● **To do**
Read the listing below and copy out each line where the word "Style" occurs.

● ● ●

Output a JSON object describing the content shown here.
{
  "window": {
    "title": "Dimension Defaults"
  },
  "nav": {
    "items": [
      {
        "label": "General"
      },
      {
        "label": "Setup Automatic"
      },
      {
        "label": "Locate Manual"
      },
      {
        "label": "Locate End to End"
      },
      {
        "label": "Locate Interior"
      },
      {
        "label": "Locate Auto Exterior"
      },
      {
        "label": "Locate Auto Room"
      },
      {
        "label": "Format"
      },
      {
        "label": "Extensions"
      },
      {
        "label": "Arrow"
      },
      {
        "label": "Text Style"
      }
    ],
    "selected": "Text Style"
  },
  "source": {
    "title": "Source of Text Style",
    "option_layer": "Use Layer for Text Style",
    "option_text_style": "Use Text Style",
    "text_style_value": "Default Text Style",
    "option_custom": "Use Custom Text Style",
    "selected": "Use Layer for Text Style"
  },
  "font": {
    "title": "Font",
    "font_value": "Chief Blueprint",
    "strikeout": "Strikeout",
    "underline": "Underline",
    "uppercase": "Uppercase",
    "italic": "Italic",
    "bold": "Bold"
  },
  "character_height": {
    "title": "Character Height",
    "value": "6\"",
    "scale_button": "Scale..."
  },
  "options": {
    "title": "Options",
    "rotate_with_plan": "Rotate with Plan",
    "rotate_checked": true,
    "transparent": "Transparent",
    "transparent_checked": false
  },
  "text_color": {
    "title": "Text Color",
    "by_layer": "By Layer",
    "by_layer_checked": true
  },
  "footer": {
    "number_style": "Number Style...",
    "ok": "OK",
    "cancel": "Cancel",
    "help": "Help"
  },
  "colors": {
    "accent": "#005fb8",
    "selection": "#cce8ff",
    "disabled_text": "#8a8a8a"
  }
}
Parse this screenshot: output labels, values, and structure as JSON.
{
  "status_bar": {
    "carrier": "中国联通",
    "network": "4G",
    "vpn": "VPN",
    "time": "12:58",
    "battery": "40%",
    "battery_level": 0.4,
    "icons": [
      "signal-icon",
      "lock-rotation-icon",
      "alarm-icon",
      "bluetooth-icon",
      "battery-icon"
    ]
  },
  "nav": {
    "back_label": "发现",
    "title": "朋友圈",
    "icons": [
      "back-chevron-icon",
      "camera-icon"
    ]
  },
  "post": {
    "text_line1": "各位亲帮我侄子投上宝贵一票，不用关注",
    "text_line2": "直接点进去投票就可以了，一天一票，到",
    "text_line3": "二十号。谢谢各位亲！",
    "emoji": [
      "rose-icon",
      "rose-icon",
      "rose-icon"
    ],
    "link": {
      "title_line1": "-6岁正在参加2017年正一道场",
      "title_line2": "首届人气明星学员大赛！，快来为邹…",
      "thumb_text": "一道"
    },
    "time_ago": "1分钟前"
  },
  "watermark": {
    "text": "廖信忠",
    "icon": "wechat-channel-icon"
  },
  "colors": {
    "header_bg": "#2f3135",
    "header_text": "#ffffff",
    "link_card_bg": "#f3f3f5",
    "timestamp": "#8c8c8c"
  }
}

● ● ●

● **Response area**
        "label": "Text Style"
    "selected": "Text Style"
    "title": "Source of Text Style",
    "option_layer": "Use Layer for Text Style",
    "option_text_style": "Use Text Style",
    "text_style_value": "Default Text Style",
    "option_custom": "Use Custom Text Style",
    "selected": "Use Layer for Text Style"
    "number_style": "Number Style...",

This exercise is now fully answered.